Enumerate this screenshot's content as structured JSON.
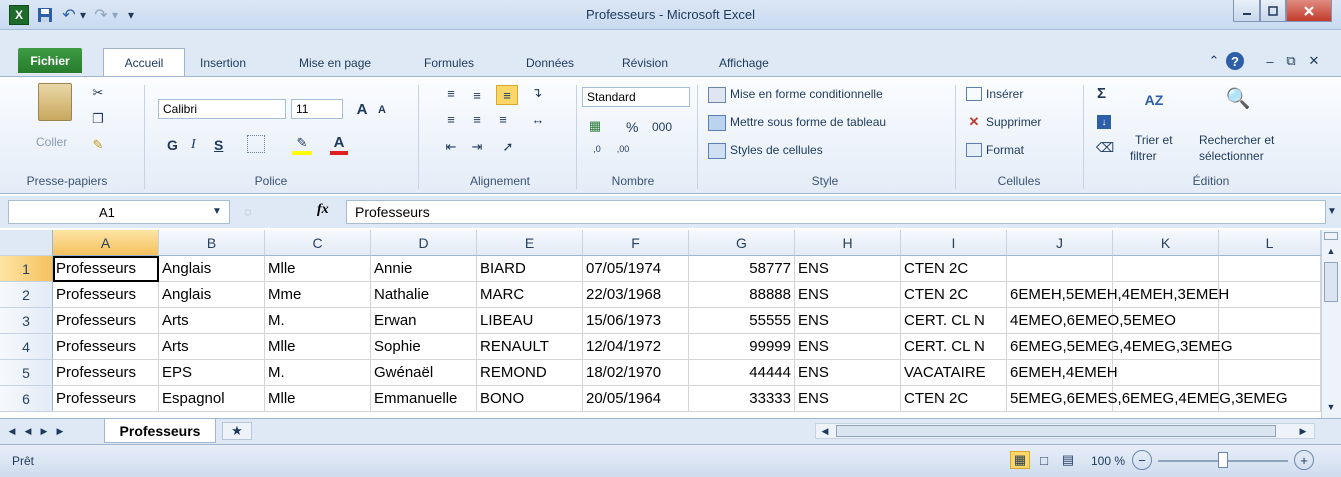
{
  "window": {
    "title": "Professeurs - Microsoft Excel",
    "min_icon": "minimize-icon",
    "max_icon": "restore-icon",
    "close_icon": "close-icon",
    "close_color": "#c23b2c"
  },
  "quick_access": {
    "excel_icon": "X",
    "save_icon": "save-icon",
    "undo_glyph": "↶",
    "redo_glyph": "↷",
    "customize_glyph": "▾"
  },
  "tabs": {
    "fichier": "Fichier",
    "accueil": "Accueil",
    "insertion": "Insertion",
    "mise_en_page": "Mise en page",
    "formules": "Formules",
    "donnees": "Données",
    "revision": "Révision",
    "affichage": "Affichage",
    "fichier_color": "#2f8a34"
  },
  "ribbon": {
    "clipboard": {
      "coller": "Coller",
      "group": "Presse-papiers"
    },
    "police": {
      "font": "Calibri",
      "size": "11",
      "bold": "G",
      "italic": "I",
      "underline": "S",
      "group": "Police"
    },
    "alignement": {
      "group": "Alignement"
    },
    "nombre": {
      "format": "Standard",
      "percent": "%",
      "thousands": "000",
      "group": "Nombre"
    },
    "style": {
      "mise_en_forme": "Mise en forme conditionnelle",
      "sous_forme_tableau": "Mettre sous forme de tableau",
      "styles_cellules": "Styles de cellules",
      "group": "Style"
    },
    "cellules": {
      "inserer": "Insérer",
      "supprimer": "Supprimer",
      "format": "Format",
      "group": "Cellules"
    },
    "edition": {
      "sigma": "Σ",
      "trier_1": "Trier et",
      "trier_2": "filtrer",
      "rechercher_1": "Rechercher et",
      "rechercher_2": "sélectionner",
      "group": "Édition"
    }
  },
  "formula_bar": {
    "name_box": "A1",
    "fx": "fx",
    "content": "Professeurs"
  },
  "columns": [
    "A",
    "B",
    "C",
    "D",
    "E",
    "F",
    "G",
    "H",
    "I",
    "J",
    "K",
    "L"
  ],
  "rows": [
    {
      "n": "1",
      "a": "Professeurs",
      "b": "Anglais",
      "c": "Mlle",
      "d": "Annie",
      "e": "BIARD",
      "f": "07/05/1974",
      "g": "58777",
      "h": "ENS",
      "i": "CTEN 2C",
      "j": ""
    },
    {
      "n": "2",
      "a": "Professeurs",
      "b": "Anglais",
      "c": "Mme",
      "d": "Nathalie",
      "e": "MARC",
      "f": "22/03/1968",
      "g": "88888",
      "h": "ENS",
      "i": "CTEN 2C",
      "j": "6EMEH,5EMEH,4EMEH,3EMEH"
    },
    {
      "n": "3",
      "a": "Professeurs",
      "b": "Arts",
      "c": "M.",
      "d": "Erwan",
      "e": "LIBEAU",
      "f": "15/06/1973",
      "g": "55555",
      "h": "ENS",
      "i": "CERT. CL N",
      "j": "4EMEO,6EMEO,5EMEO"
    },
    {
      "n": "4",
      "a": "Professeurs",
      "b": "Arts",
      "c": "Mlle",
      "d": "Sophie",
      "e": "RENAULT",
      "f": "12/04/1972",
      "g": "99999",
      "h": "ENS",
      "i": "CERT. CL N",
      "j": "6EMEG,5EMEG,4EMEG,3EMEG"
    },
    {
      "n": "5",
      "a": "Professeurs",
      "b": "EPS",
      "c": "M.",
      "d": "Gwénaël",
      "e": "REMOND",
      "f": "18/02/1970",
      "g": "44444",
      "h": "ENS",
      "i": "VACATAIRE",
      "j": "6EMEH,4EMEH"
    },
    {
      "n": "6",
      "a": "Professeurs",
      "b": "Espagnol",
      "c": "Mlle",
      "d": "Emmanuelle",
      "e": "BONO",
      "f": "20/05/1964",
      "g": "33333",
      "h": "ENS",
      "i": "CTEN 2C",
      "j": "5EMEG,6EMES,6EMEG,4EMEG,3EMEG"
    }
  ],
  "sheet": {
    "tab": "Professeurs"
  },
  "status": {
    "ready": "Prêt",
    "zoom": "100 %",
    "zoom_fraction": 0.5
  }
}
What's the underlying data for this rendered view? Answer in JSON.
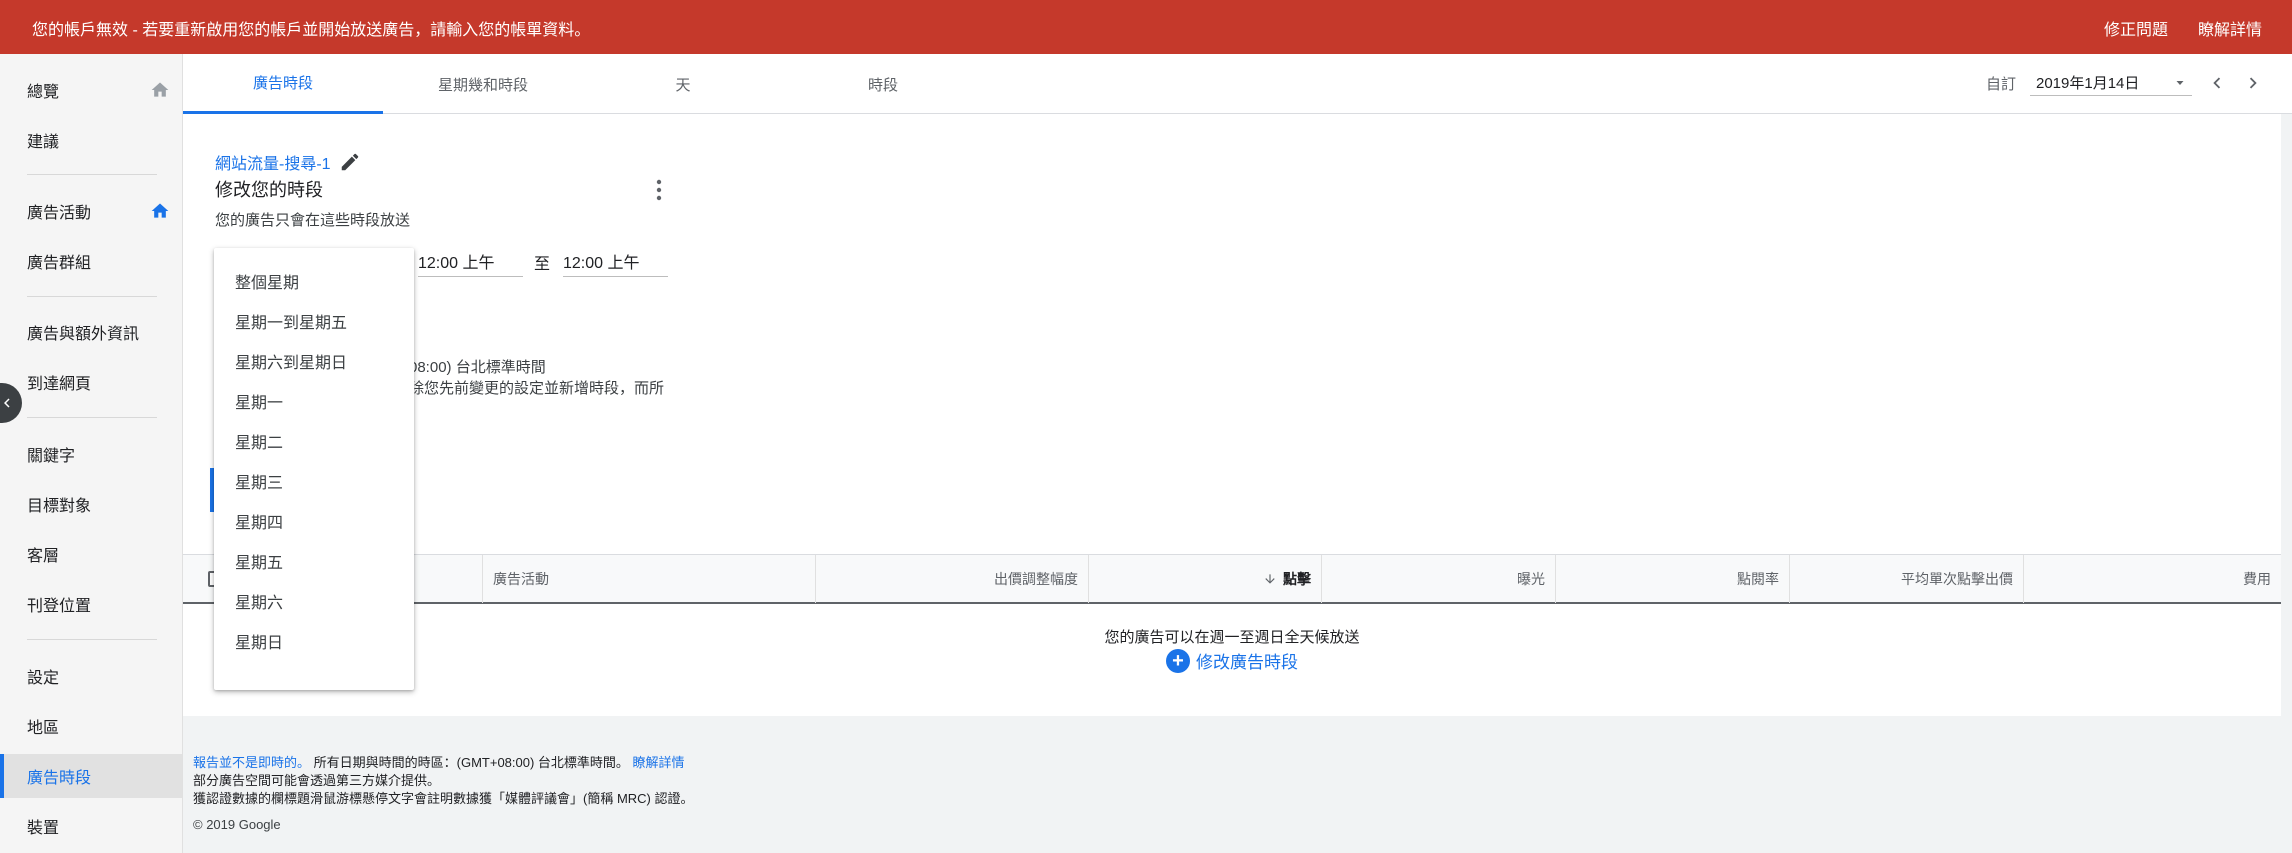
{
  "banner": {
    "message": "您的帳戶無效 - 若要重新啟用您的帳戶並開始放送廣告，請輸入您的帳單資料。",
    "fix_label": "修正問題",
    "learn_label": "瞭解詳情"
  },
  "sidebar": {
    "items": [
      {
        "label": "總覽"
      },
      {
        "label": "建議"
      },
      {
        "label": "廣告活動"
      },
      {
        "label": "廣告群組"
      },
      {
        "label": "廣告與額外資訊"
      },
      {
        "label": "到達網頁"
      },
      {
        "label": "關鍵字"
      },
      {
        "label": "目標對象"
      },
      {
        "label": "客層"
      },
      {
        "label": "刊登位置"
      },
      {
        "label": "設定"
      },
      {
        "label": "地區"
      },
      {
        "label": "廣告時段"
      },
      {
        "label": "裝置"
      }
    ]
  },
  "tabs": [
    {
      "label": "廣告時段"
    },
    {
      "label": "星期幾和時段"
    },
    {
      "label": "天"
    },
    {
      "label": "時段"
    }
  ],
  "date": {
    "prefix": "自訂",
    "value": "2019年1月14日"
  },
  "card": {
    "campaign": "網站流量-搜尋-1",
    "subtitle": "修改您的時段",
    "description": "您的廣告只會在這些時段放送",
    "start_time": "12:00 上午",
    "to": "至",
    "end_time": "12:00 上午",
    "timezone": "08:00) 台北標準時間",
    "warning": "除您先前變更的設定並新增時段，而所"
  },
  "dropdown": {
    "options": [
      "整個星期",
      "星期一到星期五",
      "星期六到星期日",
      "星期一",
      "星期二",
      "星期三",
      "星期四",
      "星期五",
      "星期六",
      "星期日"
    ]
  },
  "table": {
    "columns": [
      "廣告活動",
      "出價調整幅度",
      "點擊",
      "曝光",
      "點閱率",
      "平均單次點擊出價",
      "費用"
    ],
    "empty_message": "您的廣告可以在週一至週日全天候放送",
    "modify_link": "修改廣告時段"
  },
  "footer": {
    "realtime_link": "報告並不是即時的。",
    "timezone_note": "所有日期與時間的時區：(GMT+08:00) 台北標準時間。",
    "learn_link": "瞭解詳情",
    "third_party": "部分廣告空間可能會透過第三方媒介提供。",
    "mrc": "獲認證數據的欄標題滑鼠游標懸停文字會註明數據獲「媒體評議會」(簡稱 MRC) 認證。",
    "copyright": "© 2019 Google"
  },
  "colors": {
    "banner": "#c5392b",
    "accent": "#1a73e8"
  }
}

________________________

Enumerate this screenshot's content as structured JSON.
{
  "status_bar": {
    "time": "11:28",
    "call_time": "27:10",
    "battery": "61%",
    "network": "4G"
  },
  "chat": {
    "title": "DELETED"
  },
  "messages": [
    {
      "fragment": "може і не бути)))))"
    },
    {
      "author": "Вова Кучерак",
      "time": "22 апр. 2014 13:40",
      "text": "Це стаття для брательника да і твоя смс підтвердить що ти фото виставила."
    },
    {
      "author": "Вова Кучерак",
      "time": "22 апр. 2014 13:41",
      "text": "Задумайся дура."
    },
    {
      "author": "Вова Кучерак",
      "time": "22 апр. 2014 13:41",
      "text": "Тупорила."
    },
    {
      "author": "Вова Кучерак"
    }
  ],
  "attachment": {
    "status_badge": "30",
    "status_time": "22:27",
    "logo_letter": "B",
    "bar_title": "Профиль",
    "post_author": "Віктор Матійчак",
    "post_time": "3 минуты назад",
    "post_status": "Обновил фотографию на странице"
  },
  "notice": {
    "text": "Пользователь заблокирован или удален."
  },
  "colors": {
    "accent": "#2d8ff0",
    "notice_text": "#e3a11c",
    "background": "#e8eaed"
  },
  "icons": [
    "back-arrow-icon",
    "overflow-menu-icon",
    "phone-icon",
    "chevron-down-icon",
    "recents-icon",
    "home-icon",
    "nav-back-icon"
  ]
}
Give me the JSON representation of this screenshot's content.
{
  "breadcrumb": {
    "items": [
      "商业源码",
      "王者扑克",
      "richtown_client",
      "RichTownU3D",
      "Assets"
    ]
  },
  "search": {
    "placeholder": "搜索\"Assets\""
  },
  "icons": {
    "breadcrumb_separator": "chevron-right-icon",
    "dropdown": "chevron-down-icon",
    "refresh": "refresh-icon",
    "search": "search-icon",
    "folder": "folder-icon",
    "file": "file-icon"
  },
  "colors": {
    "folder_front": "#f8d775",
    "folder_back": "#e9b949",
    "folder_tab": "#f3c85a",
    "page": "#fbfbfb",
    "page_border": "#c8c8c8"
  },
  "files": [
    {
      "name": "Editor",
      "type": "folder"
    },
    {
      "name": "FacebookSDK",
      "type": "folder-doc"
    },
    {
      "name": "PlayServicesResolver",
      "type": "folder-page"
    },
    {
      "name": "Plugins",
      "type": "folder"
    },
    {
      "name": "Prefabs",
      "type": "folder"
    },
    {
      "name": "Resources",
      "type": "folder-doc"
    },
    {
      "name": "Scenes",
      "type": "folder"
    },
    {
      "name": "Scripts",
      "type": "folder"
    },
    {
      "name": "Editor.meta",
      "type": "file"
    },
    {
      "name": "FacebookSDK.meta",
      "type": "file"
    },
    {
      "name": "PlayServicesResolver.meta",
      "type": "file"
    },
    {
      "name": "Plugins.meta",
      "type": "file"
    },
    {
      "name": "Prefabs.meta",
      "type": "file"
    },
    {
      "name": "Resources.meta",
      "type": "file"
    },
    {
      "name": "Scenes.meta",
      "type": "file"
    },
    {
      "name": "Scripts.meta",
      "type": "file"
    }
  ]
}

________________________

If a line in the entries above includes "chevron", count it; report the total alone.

Solution to this task: 3